------ SUPPLIED ENTRIES

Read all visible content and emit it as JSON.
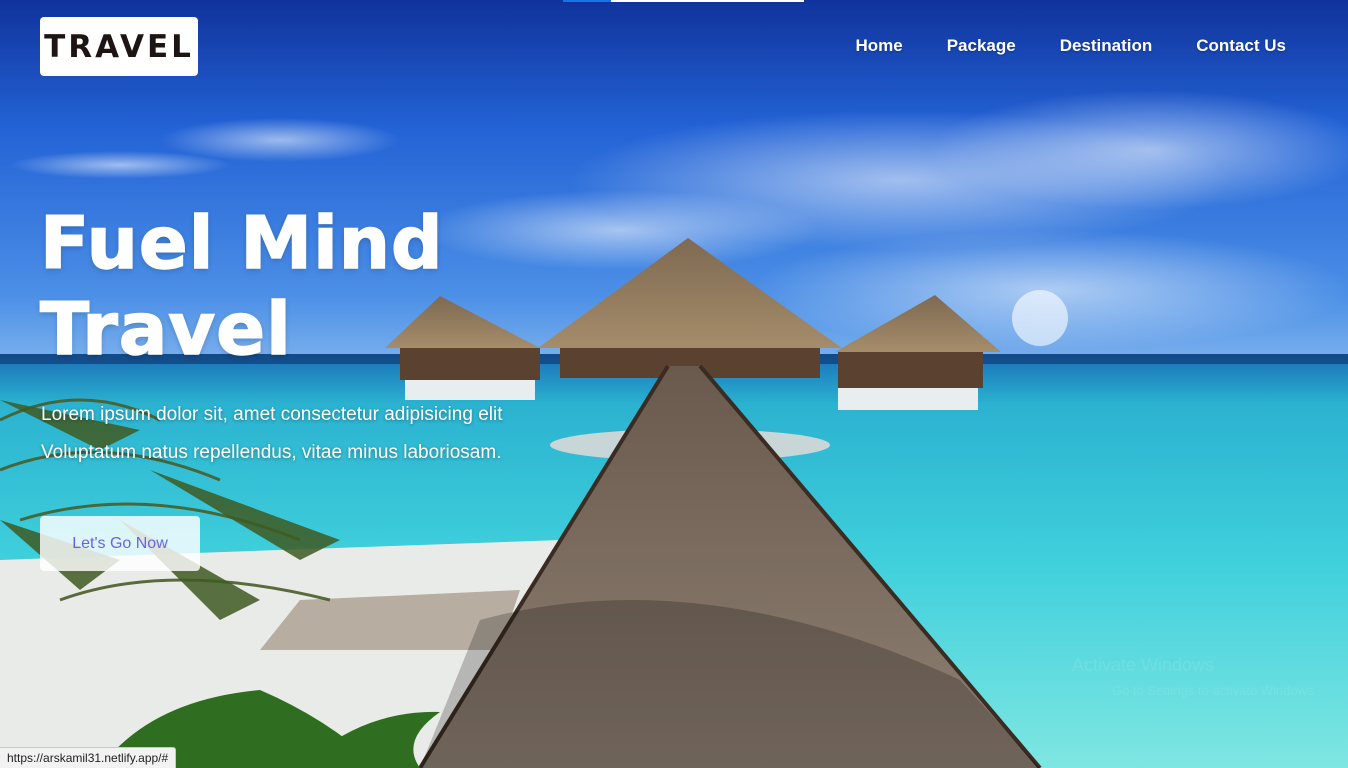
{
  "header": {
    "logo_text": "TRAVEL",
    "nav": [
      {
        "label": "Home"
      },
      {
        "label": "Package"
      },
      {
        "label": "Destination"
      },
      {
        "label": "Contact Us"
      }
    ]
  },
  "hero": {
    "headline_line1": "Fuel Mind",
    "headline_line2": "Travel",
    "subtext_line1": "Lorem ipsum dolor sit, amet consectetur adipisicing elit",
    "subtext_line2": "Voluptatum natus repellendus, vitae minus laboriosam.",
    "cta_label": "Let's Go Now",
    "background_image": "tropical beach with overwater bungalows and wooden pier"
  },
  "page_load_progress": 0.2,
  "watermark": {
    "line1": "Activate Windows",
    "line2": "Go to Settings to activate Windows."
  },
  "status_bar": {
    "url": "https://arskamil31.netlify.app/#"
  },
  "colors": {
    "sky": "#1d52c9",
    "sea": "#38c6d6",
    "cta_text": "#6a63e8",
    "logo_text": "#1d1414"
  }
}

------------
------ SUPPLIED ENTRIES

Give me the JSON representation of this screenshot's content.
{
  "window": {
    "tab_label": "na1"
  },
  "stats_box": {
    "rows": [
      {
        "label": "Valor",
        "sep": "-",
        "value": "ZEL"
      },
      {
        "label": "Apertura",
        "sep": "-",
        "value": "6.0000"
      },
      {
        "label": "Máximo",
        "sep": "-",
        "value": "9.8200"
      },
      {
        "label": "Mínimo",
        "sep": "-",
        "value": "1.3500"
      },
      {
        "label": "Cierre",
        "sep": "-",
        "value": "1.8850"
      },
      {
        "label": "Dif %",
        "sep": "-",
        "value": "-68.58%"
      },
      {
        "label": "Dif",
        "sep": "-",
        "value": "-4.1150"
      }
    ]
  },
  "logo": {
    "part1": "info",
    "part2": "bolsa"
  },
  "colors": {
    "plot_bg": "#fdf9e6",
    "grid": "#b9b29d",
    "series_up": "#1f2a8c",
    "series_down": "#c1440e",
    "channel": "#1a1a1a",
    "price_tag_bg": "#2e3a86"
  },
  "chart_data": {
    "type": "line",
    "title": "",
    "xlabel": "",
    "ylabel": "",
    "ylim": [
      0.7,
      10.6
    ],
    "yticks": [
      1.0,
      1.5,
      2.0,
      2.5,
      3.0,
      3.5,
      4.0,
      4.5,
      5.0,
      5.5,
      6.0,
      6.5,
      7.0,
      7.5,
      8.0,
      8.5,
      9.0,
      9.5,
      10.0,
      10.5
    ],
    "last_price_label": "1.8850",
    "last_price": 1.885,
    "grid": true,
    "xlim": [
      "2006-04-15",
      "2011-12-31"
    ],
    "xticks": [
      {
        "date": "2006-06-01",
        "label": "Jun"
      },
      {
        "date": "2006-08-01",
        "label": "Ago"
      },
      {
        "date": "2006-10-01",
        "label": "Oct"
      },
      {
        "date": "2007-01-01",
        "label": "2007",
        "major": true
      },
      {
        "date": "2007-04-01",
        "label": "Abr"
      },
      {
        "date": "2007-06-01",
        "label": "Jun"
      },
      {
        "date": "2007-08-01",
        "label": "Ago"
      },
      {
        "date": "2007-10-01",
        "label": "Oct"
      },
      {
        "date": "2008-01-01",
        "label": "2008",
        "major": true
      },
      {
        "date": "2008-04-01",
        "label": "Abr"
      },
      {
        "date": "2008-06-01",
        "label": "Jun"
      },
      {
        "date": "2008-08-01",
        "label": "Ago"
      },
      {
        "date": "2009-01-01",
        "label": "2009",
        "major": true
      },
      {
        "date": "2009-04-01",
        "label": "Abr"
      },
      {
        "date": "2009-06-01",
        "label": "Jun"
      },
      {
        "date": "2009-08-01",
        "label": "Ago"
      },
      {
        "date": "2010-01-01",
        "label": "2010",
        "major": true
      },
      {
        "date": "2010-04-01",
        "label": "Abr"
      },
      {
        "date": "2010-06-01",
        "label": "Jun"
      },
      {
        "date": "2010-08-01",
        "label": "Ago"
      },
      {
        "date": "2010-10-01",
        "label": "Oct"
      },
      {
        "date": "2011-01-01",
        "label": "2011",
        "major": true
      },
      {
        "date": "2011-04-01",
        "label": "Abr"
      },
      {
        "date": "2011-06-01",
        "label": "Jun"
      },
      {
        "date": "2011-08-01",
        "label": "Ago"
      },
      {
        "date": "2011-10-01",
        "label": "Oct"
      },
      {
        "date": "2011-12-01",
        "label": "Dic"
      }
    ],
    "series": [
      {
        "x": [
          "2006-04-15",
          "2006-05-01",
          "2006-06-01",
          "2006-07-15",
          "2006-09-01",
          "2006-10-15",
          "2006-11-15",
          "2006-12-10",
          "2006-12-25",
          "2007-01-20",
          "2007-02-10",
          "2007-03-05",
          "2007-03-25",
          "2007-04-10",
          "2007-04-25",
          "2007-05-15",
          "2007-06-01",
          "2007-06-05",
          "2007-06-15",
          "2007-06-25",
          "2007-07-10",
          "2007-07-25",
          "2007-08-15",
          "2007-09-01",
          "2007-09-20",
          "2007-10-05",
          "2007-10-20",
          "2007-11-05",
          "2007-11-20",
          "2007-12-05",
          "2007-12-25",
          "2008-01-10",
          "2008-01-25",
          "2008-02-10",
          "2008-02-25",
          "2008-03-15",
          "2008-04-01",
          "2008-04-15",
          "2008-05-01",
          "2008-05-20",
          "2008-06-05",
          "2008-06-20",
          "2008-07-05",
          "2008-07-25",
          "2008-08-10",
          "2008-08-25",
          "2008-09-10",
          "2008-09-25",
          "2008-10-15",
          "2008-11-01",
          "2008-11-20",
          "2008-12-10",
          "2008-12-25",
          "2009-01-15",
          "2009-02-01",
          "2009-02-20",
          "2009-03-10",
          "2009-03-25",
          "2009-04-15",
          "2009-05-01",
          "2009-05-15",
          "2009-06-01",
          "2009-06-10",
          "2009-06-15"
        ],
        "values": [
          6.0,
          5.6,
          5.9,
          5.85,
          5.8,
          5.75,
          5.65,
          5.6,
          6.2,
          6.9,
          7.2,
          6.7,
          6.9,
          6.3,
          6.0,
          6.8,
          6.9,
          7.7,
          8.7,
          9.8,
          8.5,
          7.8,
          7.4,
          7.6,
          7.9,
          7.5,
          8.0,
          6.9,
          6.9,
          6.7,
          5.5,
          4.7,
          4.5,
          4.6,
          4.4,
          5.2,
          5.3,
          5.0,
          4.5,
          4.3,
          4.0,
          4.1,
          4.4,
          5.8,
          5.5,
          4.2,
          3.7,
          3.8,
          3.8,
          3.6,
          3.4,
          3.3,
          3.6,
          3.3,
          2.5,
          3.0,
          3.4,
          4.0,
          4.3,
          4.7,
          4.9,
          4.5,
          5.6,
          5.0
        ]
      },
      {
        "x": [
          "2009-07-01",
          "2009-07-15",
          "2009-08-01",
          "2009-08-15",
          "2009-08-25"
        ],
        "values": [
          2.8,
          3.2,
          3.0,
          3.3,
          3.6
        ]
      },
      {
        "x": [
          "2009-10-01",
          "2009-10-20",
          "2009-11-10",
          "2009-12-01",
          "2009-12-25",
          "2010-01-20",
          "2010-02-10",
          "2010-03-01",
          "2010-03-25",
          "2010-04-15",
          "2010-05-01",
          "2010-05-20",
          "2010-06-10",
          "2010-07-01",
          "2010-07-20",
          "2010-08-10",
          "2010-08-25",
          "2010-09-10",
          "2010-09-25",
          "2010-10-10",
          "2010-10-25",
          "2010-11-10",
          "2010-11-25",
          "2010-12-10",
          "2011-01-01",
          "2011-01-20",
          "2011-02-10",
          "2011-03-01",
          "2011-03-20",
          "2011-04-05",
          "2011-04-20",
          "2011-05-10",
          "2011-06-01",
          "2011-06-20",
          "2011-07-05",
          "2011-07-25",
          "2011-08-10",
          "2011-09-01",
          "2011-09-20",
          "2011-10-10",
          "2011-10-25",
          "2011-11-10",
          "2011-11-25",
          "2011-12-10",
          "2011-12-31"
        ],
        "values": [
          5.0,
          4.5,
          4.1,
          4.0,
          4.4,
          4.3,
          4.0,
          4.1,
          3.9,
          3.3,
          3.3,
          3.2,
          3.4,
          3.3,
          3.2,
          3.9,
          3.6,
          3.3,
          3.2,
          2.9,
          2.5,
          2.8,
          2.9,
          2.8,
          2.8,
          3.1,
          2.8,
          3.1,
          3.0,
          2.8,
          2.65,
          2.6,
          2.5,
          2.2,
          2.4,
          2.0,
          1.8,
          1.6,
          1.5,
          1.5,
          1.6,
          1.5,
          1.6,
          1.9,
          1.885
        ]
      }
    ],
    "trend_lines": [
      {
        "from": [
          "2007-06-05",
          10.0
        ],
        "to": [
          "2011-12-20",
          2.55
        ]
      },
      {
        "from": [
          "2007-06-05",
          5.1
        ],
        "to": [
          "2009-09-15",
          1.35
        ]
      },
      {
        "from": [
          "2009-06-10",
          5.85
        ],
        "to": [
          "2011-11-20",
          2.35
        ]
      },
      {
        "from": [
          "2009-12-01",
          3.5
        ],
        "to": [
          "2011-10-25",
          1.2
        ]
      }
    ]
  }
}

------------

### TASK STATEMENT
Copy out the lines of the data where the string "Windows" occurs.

### EXERCISE ANSWER
    "line1": "Activate Windows",
    "line2": "Go to Settings to activate Windows."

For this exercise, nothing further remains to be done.